The wonderful thing about technology is that it provides a platform for us to connect with others anytime, anywhere. Unfortunately, that's also the biggest drawback to all of our screens and devices.
I recently attended a senior-thesis violin recital at Juilliard, the prestigious arts conservatory in New York City. The talent before us was brilliant. The audience behavior around me was appalling.
Even a person with a great memory has multiple things to remember when planning for a trip. It's always best to be safe and refer to a list rather than running the risk of leaving something important behind.
I've mentioned things I would like to do and no one offers to help me at all. I need some help but they are always too busy or seem annoyed that I mention wedding things.
The purpose of etiquette is to be considerate and make those around you feel comfortable. Of-course I gave the hostess of this bridal shower the benefit of the doubt; that she was only trying to be inclusive.
If you are tired, let someone else do some driving. Respect your exhaustion. Never risk the safety of yourselves and those around you to try to get to your vacation spot a little earlier. It's just not worth the risk.
There are a few items on this list that may need further discussion.
Your first Tweetup may feel a little intimidating, but the more you participate, the more comfortable you'll become. I've made many wonderful friends on Twitter, and would have missed out if I'd allowed my initial fear to keep me from engaging.
The following is a fun and friendly Q and A to help you politely stroll through baby shower season unscathed.
If you are sensitive to noise and find it unsettling, employ your ear buds or headset to stream your favorite music. Though you are still in a shared space, music will offer a quiet retreat.
When your colleague does a great job on an important project, compliment them on their success. If your competitor got the job over you, send a note of congratulations. Drop your guard, put down your competitive armor, and give yourself permission to revel in someone else's success. Make your words strong and reliable.
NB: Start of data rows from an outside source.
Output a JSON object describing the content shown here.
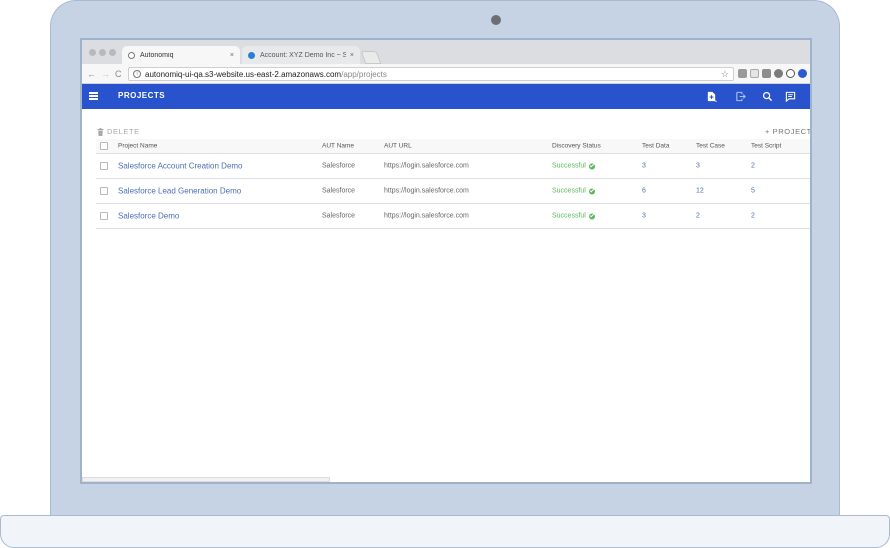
{
  "browser": {
    "tabs": [
      {
        "title": "Autonomiq",
        "close": "×"
      },
      {
        "title": "Account: XYZ Demo Inc ~ Sale",
        "close": "×"
      }
    ],
    "url_host": "autonomiq-ui-qa.s3-website.us-east-2.amazonaws.com",
    "url_path": "/app/projects",
    "nav": {
      "back": "←",
      "forward": "→",
      "reload": "C"
    },
    "star": "☆"
  },
  "app": {
    "title": "PROJECTS",
    "toolbar": {
      "delete_label": "DELETE",
      "add_project_label": "+ PROJECT"
    },
    "table": {
      "columns": [
        "Project Name",
        "AUT Name",
        "AUT URL",
        "Discovery Status",
        "Test Data",
        "Test Case",
        "Test Script"
      ],
      "rows": [
        {
          "name": "Salesforce Account Creation Demo",
          "aut_name": "Salesforce",
          "aut_url": "https://login.salesforce.com",
          "status": "Successful",
          "test_data": "3",
          "test_case": "3",
          "test_script": "2"
        },
        {
          "name": "Salesforce Lead Generation Demo",
          "aut_name": "Salesforce",
          "aut_url": "https://login.salesforce.com",
          "status": "Successful",
          "test_data": "6",
          "test_case": "12",
          "test_script": "5"
        },
        {
          "name": "Salesforce Demo",
          "aut_name": "Salesforce",
          "aut_url": "https://login.salesforce.com",
          "status": "Successful",
          "test_data": "3",
          "test_case": "2",
          "test_script": "2"
        }
      ]
    },
    "colors": {
      "header": "#2953cc",
      "success": "#5bb85b",
      "link": "#4a6fb0"
    }
  }
}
4) The Perpetual Borrower. Staplers, phone chargers, publications, reports, loose change for the meter -- it's always something.
Some of these local customs may strike outsiders as downright weird. But learning a bit of cultural etiquette, important phrases, and the absolute no-no's of any country you visit can save you not only embarrassment but also time and money!
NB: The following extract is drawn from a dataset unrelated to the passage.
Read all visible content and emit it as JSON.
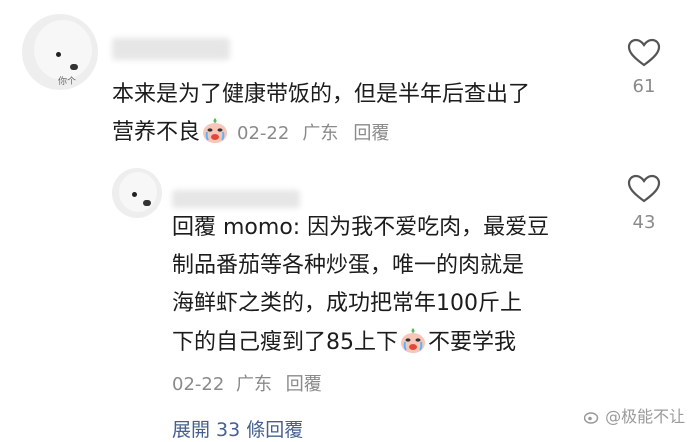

The way you handle gratuity in front of a client can make a lasting impression. Here are a few situations where all eyes are on you.
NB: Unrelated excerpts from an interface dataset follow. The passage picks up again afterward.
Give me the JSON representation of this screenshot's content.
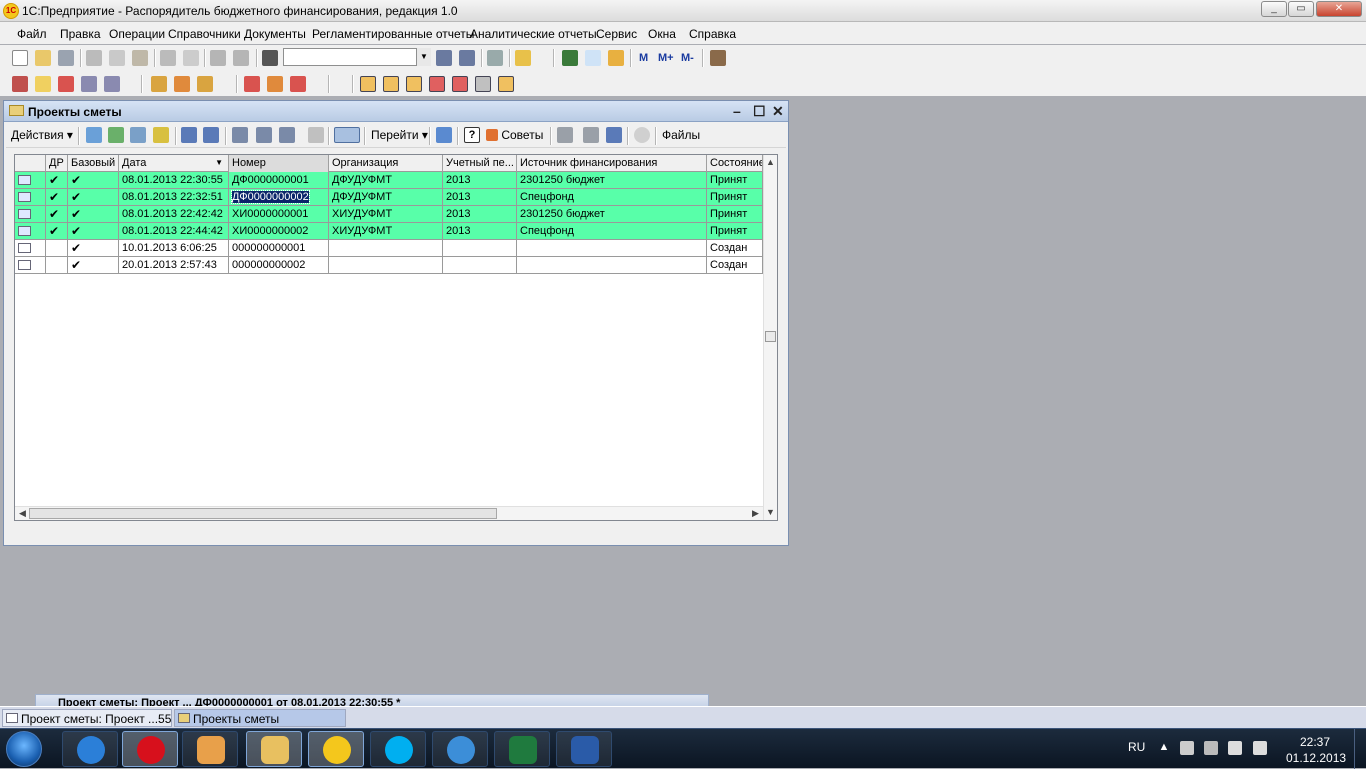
{
  "app": {
    "title": "1С:Предприятие - Распорядитель бюджетного финансирования, редакция 1.0",
    "logo_text": "1С"
  },
  "window_buttons": {
    "minimize": "_",
    "restore": "▭",
    "close": "✕"
  },
  "menu": [
    "Файл",
    "Правка",
    "Операции",
    "Справочники",
    "Документы",
    "Регламентированные отчеты",
    "Аналитические отчеты",
    "Сервис",
    "Окна",
    "Справка"
  ],
  "toolbar1": {
    "search_value": "",
    "memory_buttons": [
      "M",
      "M+",
      "M-"
    ]
  },
  "doc_window": {
    "title": "Проекты сметы",
    "actions_label": "Действия",
    "goto_label": "Перейти",
    "tips_label": "Советы",
    "files_label": "Файлы",
    "help_label": "?",
    "columns": [
      "",
      "ДР",
      "Базовый",
      "Дата",
      "Номер",
      "Организация",
      "Учетный пе...",
      "Источник финансирования",
      "Состояние"
    ],
    "rows": [
      {
        "dr": "✔",
        "base": "✔",
        "date": "08.01.2013 22:30:55",
        "number": "ДФ0000000001",
        "org": "ДФУДУФМТ",
        "period": "2013",
        "source": "2301250 бюджет",
        "state": "Принят",
        "accepted": true
      },
      {
        "dr": "✔",
        "base": "✔",
        "date": "08.01.2013 22:32:51",
        "number": "ДФ0000000002",
        "org": "ДФУДУФМТ",
        "period": "2013",
        "source": "Спецфонд",
        "state": "Принят",
        "accepted": true,
        "selected": true
      },
      {
        "dr": "✔",
        "base": "✔",
        "date": "08.01.2013 22:42:42",
        "number": "ХИ0000000001",
        "org": "ХИУДУФМТ",
        "period": "2013",
        "source": "2301250 бюджет",
        "state": "Принят",
        "accepted": true
      },
      {
        "dr": "✔",
        "base": "✔",
        "date": "08.01.2013 22:44:42",
        "number": "ХИ0000000002",
        "org": "ХИУДУФМТ",
        "period": "2013",
        "source": "Спецфонд",
        "state": "Принят",
        "accepted": true
      },
      {
        "dr": "",
        "base": "✔",
        "date": "10.01.2013 6:06:25",
        "number": "000000000001",
        "org": "",
        "period": "",
        "source": "",
        "state": "Создан",
        "accepted": false
      },
      {
        "dr": "",
        "base": "✔",
        "date": "20.01.2013 2:57:43",
        "number": "000000000002",
        "org": "",
        "period": "",
        "source": "",
        "state": "Создан",
        "accepted": false
      }
    ]
  },
  "hidden_window_title": "Проект сметы: Проект ...   ДФ0000000001 от 08.01.2013 22:30:55 *",
  "open_windows": [
    "Проект сметы: Проект ...55 *",
    "Проекты сметы"
  ],
  "taskbar": {
    "apps": [
      "internet-explorer",
      "opera",
      "media-player",
      "file-explorer",
      "1c-enterprise",
      "skype",
      "itunes",
      "excel",
      "word"
    ],
    "language": "RU",
    "time": "22:37",
    "date": "01.12.2013"
  },
  "colors": {
    "accepted_row": "#58ffa9",
    "selection": "#0a246a"
  }
}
Ask yourself, are you a good person, prone to acts of charity and forgiveness? If so this will help you in the trying times ahead. Should you not currently know who you are, focus instead on who you would like to be and cling to that.
When an evaluation is delivered with thought and professionalism, it can turn an uncomfortable conversation into one that generates positive results and genuine respect.